RON SUSKIND LANDS THE BEST INDICTMENT YET of the Bush Administration’s hostility to reasoned, sensible and empirically-grounded policy making.
The nation’s founders, smarting still from the punitive pieties of Europe’s state religions, were adamant about erecting a wall between organized religion and political authority. But suddenly, that seems like a long time ago. George W. Bush — both captive and creator of this moment — has steadily, inexorably, changed the office itself. He has created the faith-based presidency.
I have been surprised that the Bush team invested so heavily in trying to make Bush’s life in his early years look so impressive, when we know that he was a screw-up. I had written in the past about the infallibility project of the Bush team, and Ron Suskind captures this nicely:
The disdainful smirks and grimaces that many viewers were surprised to see in the first presidential debate are familiar expressions to those in the administration or in Congress who have simply asked the president to explain his positions.
Since 9/11, those requests have grown scarce; Bush’s intolerance of doubters has, if anything, increased, and few dare to question him now. A writ of infallibility — a premise beneath the powerful Bushian certainty that has, in many ways, moved mountains — is not just for public consumption: it has guided the inner life of the White House.
Suskind gets Reagan conservative Bruce Bartlett to comment:
“Just in the past few months,” Bartlett said, “I think a light has gone off for people who’ve spent time up close to Bush: that this instinct he’s always talking about is this sort of weird, Messianic idea of what he thinks God has told him to do.” Bartlett, a 53-year-old columnist and self-described libertarian Republican who has lately been a champion for traditional Republicans concerned about Bush’s governance, went on to say: “This is why George W. Bush is so clear-eyed about Al Qaeda and the Islamic fundamentalist enemy. He believes you have to kill them all. They can’t be persuaded, that they’re extremists, driven by a dark vision. He understands them, because he’s just like them. . . .”
“This is why he dispenses with people who confront him with inconvenient facts,” Bartlett went on to say. “He truly believes he’s on a mission from God. Absolute faith like that overwhelms a need for analysis. The whole thing about faith is to believe things for which there is no empirical evidence.” Bartlett paused, then said, “But you can’t run the world on faith.”
Writing about an exchange between Senator Joe Biden and Bush, Suskind recounts:
Joe Biden was telling a story, a story about the president. “I was in the Oval Office a few months after we swept into Baghdad,” he began, “and I was telling the president of my many concerns” — concerns about growing problems winning the peace, the explosive mix of Shiite and Sunni, the disbanding of the Iraqi Army and problems securing the oil fields. Bush, Biden recalled, just looked at him, unflappably sure that the United States was on the right course and that all was well. “‘Mr. President,’ I finally said, ‘How can you be so sure when you know you don’t know the facts?'”
Biden said that Bush stood up and put his hand on the senator’s shoulder. “My instincts,” he said. “My instincts.”
Biden paused and shook his head, recalling it all as the room grew quiet. “I said, ‘Mr. President, your instincts aren’t good enough!'”
Read this article today.
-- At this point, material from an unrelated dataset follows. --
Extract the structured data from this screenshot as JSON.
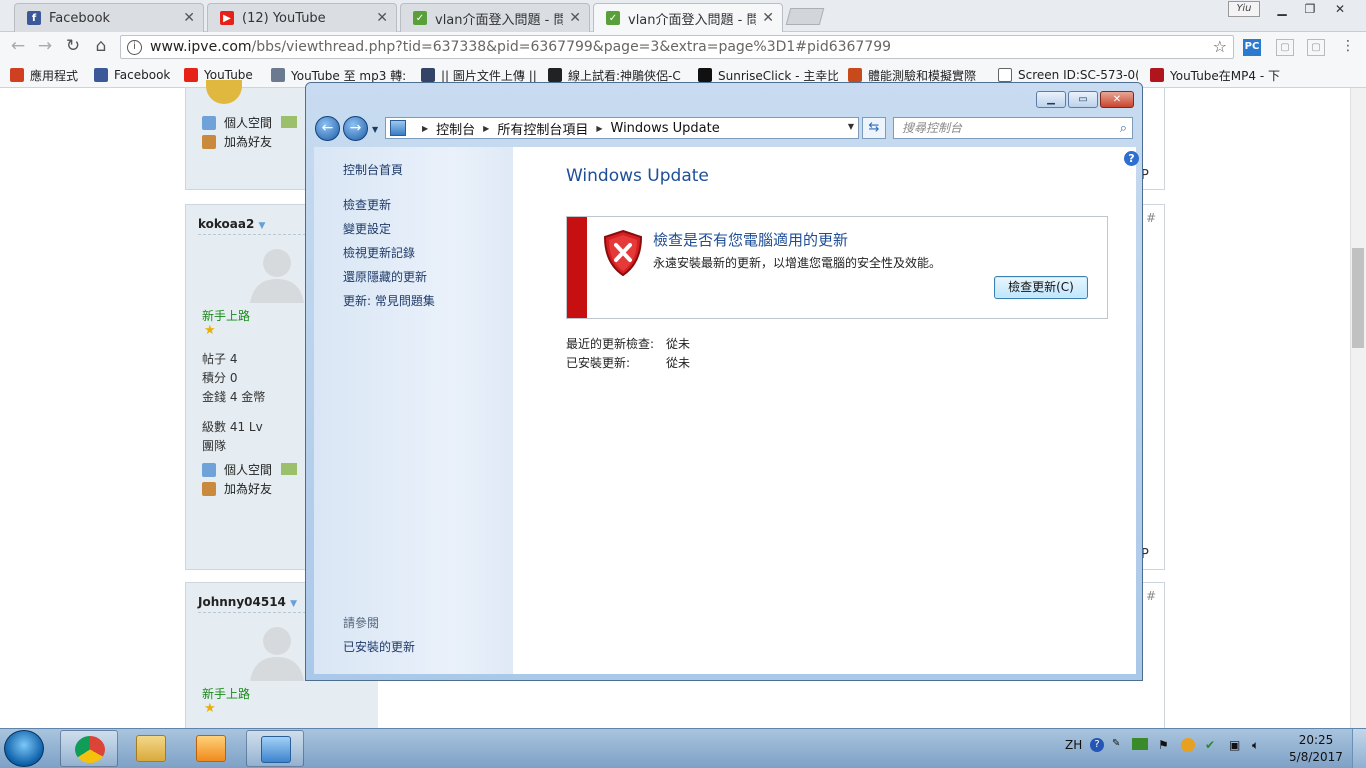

It says it all. This election is increasingly about not letting Medievalism conquer the Enlightenment. It’s a head-to-head contest between rationality and dogma.
Electoral-Vote.com has the electoral college race today with Kerry at 253, Bush at 247, and 38 votes are up for grabs in states that are exactly tied — and those are Florida, New Hampshire and Iowa.
Does the nation really want someone who values instincts and faith above rationality and thinking through credible policy options for the country.
We deserve better than a by-the-seat-of-his-pants President.
— Steve Clemons